Repeat the records below verbatim, and do not copy their pictures.

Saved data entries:
○ ○ ○ ○
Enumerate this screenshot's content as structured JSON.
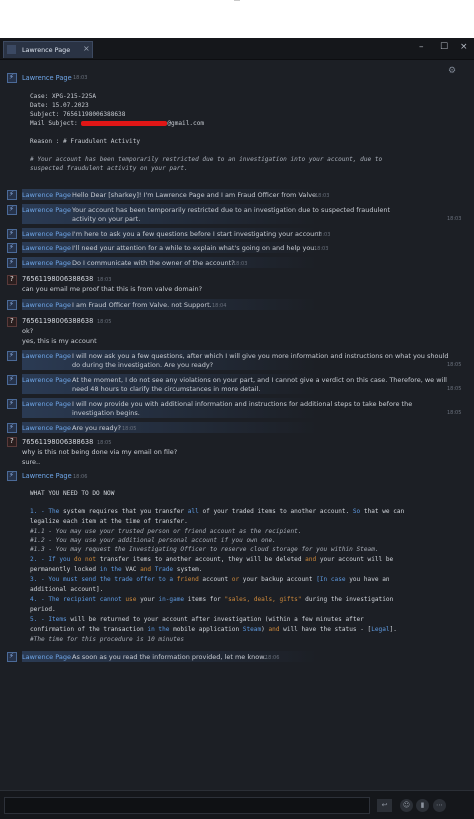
{
  "window": {
    "tab_title": "Lawrence Page",
    "tab_close": "×",
    "ctl_min": "–",
    "ctl_max": "☐",
    "ctl_close": "×"
  },
  "messages": {
    "m1": {
      "name": "Lawrence Page",
      "time": "18:03",
      "case": "Case: XPG-215-225A",
      "date": "Date: 15.07.2023",
      "subject": "Subject: 76561198006388638",
      "mail_subject_prefix": "Mail Subject: ",
      "mail_subject_suffix": "@gmail.com",
      "reason": "Reason : # Fraudulent Activity",
      "note_1": "# Your account has been temporarily restricted due to an investigation into your account, due to",
      "note_2": "suspected fraudulent activity on your part."
    },
    "m2": {
      "name": "Lawrence Page",
      "text": "Hello Dear [sharkey]! I'm Lawrence Page and I am Fraud Officer from Valve.",
      "time": "18:03"
    },
    "m3": {
      "name": "Lawrence Page",
      "text_1": "Your account has been temporarily restricted due to an investigation due to suspected fraudulent",
      "text_2": "activity on your part.",
      "time": "18:03"
    },
    "m4": {
      "name": "Lawrence Page",
      "text": "I'm here to ask you a few questions before I start investigating your account",
      "time": "18:03"
    },
    "m5": {
      "name": "Lawrence Page",
      "text": "I'll need your attention for a while to explain what's going on and help you.",
      "time": "18:03"
    },
    "m6": {
      "name": "Lawrence Page",
      "text": "Do I communicate with the owner of the account?",
      "time": "18:03"
    },
    "m7": {
      "name": "76561198006388638",
      "time": "18:03",
      "text": "can you email me proof that this is from valve domain?"
    },
    "m8": {
      "name": "Lawrence Page",
      "text": "I am Fraud Officer from Valve. not Support.",
      "time": "18:04"
    },
    "m9": {
      "name": "76561198006388638",
      "time": "18:05",
      "text_1": "ok?",
      "text_2": "yes, this is my account"
    },
    "m10": {
      "name": "Lawrence Page",
      "text_1": "I will now ask you a few questions, after which I will give you more information and instructions on what you should",
      "text_2": "do during the investigation. Are you ready?",
      "time": "18:05"
    },
    "m11": {
      "name": "Lawrence Page",
      "text_1": "At the moment, I do not see any violations on your part, and I cannot give a verdict on this case. Therefore, we will",
      "text_2": "need 48 hours to clarify the circumstances in more detail.",
      "time": "18:05"
    },
    "m12": {
      "name": "Lawrence Page",
      "text_1": "I will now provide you with additional information and instructions for additional steps to take before the",
      "text_2": "investigation begins.",
      "time": "18:05"
    },
    "m13": {
      "name": "Lawrence Page",
      "text": "Are you ready?",
      "time": "18:05"
    },
    "m14": {
      "name": "76561198006388638",
      "time": "18:05",
      "text_1": "why is this not being done via my email on file?",
      "text_2": "sure.."
    },
    "m15": {
      "name": "Lawrence Page",
      "time": "18:06",
      "heading": "WHAT YOU NEED TO DO NOW",
      "l1a": "1. - ",
      "l1b": "The",
      "l1c": " system requires that you transfer ",
      "l1d": "all",
      "l1e": " of your traded items to another account. ",
      "l1f": "So",
      "l1g": " that we can",
      "l2": "legalize each item at the time of transfer.",
      "l3": "#1.1 - You may use your trusted person or friend account as the recipient.",
      "l4": "#1.2 - You may use your additional personal account if you own one.",
      "l5": "#1.3 - You may request the Investigating Officer to reserve cloud storage for you within Steam.",
      "l6a": "2. - If you ",
      "l6b": "do not",
      "l6c": " transfer items to another account, they will be deleted ",
      "l6d": "and",
      "l6e": " your account will be",
      "l7a": "permanently locked ",
      "l7b": "in the",
      "l7c": " VAC ",
      "l7d": "and",
      "l7e": " Trade",
      "l7f": " system.",
      "l8a": "3. - You must send the trade offer to a ",
      "l8b": "friend",
      "l8c": " account ",
      "l8d": "or",
      "l8e": " your backup account ",
      "l8f": "[In case",
      "l8g": " you have an",
      "l9": "additional account].",
      "l10a": "4. - The recipient cannot ",
      "l10b": "use",
      "l10c": " your ",
      "l10d": "in-game",
      "l10e": " items for ",
      "l10f": "\"sales, deals, gifts\"",
      "l10g": " during the investigation",
      "l11": "period.",
      "l12a": "5. - ",
      "l12b": "Items",
      "l12c": " will be returned to your account after investigation (within a few minutes after",
      "l13a": "confirmation of the transaction ",
      "l13b": "in the",
      "l13c": " mobile application ",
      "l13d": "Steam",
      "l13e": ") ",
      "l13f": "and",
      "l13g": " will have the status - [",
      "l13h": "Legal",
      "l13i": "].",
      "l14": "#The time for this procedure is 10 minutes"
    },
    "m16": {
      "name": "Lawrence Page",
      "text": "As soon as you read the information provided, let me know.",
      "time": "18:06"
    }
  },
  "composer": {
    "input_value": "",
    "send_glyph": "↩",
    "emoji_glyph": "☺",
    "mic_glyph": "▮",
    "more_glyph": "⋯"
  },
  "icons": {
    "avatar_glyph": "⚡",
    "question_glyph": "?",
    "gear_glyph": "⚙"
  },
  "colors": {
    "bg": "#1c1f25",
    "link_blue": "#6fa6e8",
    "text": "#c8ccd3",
    "highlight": "#466eaa"
  }
}
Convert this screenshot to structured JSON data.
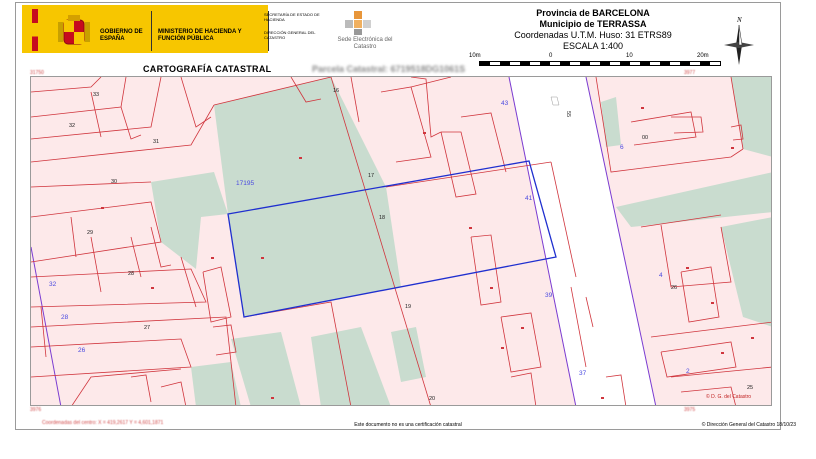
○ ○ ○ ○
Written response »
Enumerate this screenshot's content as structured JSON.
{
  "window": {
    "tab_title": "Lawrence Page",
    "tab_close": "×",
    "ctl_min": "–",
    "ctl_max": "☐",
    "ctl_close": "×"
  },
  "messages": {
    "m1": {
      "name": "Lawrence Page",
      "time": "18:03",
      "case": "Case: XPG-215-225A",
      "date": "Date: 15.07.2023",
      "subject": "Subject: 76561198006388638",
      "mail_subject_prefix": "Mail Subject: ",
      "mail_subject_suffix": "@gmail.com",
      "reason": "Reason : # Fraudulent Activity",
      "note_1": "# Your account has been temporarily restricted due to an investigation into your account, due to",
      "note_2": "suspected fraudulent activity on your part."
    },
    "m2": {
      "name": "Lawrence Page",
      "text": "Hello Dear [sharkey]! I'm Lawrence Page and I am Fraud Officer from Valve.",
      "time": "18:03"
    },
    "m3": {
      "name": "Lawrence Page",
      "text_1": "Your account has been temporarily restricted due to an investigation due to suspected fraudulent",
      "text_2": "activity on your part.",
      "time": "18:03"
    },
    "m4": {
      "name": "Lawrence Page",
      "text": "I'm here to ask you a few questions before I start investigating your account",
      "time": "18:03"
    },
    "m5": {
      "name": "Lawrence Page",
      "text": "I'll need your attention for a while to explain what's going on and help you.",
      "time": "18:03"
    },
    "m6": {
      "name": "Lawrence Page",
      "text": "Do I communicate with the owner of the account?",
      "time": "18:03"
    },
    "m7": {
      "name": "76561198006388638",
      "time": "18:03",
      "text": "can you email me proof that this is from valve domain?"
    },
    "m8": {
      "name": "Lawrence Page",
      "text": "I am Fraud Officer from Valve. not Support.",
      "time": "18:04"
    },
    "m9": {
      "name": "76561198006388638",
      "time": "18:05",
      "text_1": "ok?",
      "text_2": "yes, this is my account"
    },
    "m10": {
      "name": "Lawrence Page",
      "text_1": "I will now ask you a few questions, after which I will give you more information and instructions on what you should",
      "text_2": "do during the investigation. Are you ready?",
      "time": "18:05"
    },
    "m11": {
      "name": "Lawrence Page",
      "text_1": "At the moment, I do not see any violations on your part, and I cannot give a verdict on this case. Therefore, we will",
      "text_2": "need 48 hours to clarify the circumstances in more detail.",
      "time": "18:05"
    },
    "m12": {
      "name": "Lawrence Page",
      "text_1": "I will now provide you with additional information and instructions for additional steps to take before the",
      "text_2": "investigation begins.",
      "time": "18:05"
    },
    "m13": {
      "name": "Lawrence Page",
      "text": "Are you ready?",
      "time": "18:05"
    },
    "m14": {
      "name": "76561198006388638",
      "time": "18:05",
      "text_1": "why is this not being done via my email on file?",
      "text_2": "sure.."
    },
    "m15": {
      "name": "Lawrence Page",
      "time": "18:06",
      "heading": "WHAT YOU NEED TO DO NOW",
      "l1a": "1. - ",
      "l1b": "The",
      "l1c": " system requires that you transfer ",
      "l1d": "all",
      "l1e": " of your traded items to another account. ",
      "l1f": "So",
      "l1g": " that we can",
      "l2": "legalize each item at the time of transfer.",
      "l3": "#1.1 - You may use your trusted person or friend account as the recipient.",
      "l4": "#1.2 - You may use your additional personal account if you own one.",
      "l5": "#1.3 - You may request the Investigating Officer to reserve cloud storage for you within Steam.",
      "l6a": "2. - If you ",
      "l6b": "do not",
      "l6c": " transfer items to another account, they will be deleted ",
      "l6d": "and",
      "l6e": " your account will be",
      "l7a": "permanently locked ",
      "l7b": "in the",
      "l7c": " VAC ",
      "l7d": "and",
      "l7e": " Trade",
      "l7f": " system.",
      "l8a": "3. - You must send the trade offer to a ",
      "l8b": "friend",
      "l8c": " account ",
      "l8d": "or",
      "l8e": " your backup account ",
      "l8f": "[In case",
      "l8g": " you have an",
      "l9": "additional account].",
      "l10a": "4. - The recipient cannot ",
      "l10b": "use",
      "l10c": " your ",
      "l10d": "in-game",
      "l10e": " items for ",
      "l10f": "\"sales, deals, gifts\"",
      "l10g": " during the investigation",
      "l11": "period.",
      "l12a": "5. - ",
      "l12b": "Items",
      "l12c": " will be returned to your account after investigation (within a few minutes after",
      "l13a": "confirmation of the transaction ",
      "l13b": "in the",
      "l13c": " mobile application ",
      "l13d": "Steam",
      "l13e": ") ",
      "l13f": "and",
      "l13g": " will have the status - [",
      "l13h": "Legal",
      "l13i": "].",
      "l14": "#The time for this procedure is 10 minutes"
    },
    "m16": {
      "name": "Lawrence Page",
      "text": "As soon as you read the information provided, let me know.",
      "time": "18:06"
    }
  },
  "composer": {
    "input_value": "",
    "send_glyph": "↩",
    "emoji_glyph": "☺",
    "mic_glyph": "▮",
    "more_glyph": "⋯"
  },
  "icons": {
    "avatar_glyph": "⚡",
    "question_glyph": "?",
    "gear_glyph": "⚙"
  },
  "colors": {
    "bg": "#1c1f25",
    "link_blue": "#6fa6e8",
    "text": "#c8ccd3",
    "highlight": "#466eaa"
  }
}
Convert this screenshot to structured JSON data.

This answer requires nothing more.